Riots, Rage, and Resistance: A Brief History of How Antibiotics Arrived on the Farm

This essay originally appeared at ScientificAmerican.com. Reprinted here by permission.

In 1950, American farmers rejoiced at news from a New York laboratory: A team of scientists had discovered that adding antibiotics to livestock feed accelerated animals’ growth and cost less than conventional feed supplements. The news blew “the lid clear off the realm of animal nutrition,” crowed the editors of one farm magazine. Farmers and scientists alike “gasp[ed] with amazement, almost afraid to believe what they had found.” “Never again,” vowed another writer, would farmers suffer the “severe protein shortages” of the past. Continue reading

Meat From the Laboratory? Back to the Future With a Bit of History

Marcellin Pierre Eugene Berthelot

Marcellin Pierre Eugene Berthelot (Photo credit: Wikipedia)

“The epicure of the future [will] dine upon artificial meat, artificial flour, and artificial vegetables,” and enjoy the delights of “artificial” wines, liquors, and tobacco. (*1) Continue reading

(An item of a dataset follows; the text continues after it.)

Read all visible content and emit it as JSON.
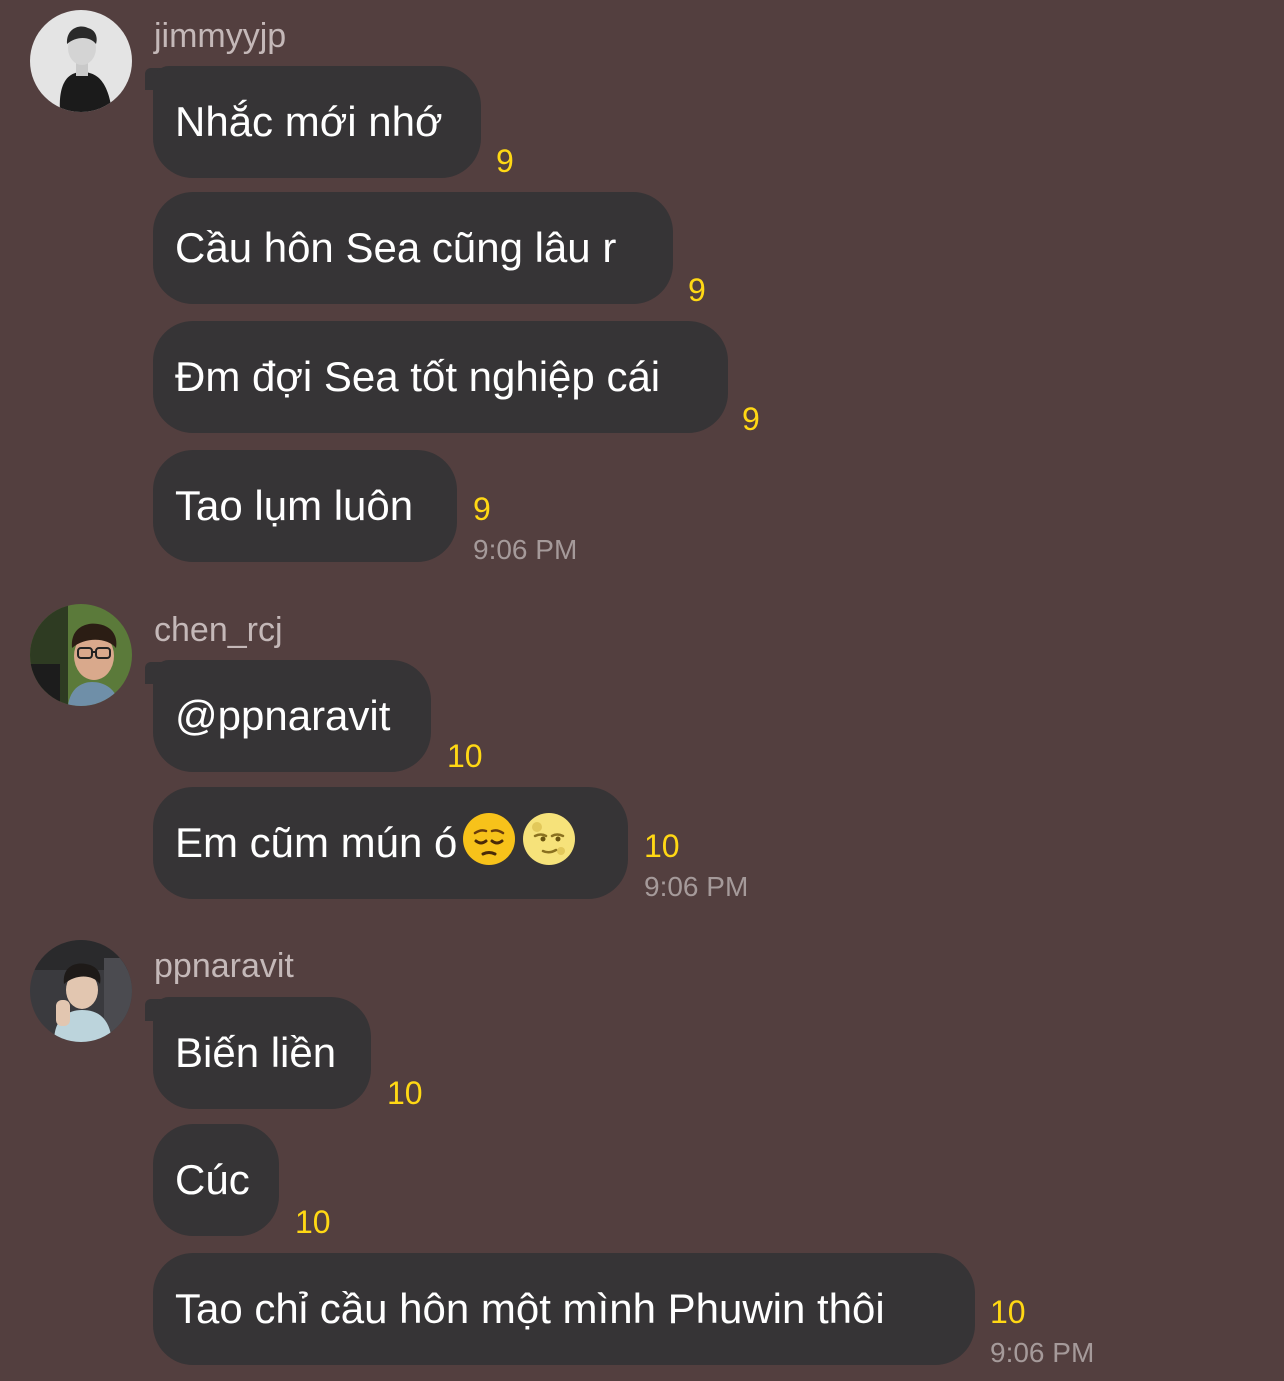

Wanna A Little Tease? Read the Introduction to IN MEAT WE TRUST

I just discovered that the entire text of the new book’s Introduction is up at Amazon — which means, hey, I can post it here, too. So, without further ado: The introduction to IN MEAT WE TRUST: AN UNEXPECTED HISTORY OF CARNIVORE AMERICA. (Complete, I might add, with some not-great photos of the a few pages of the book.) Continue reading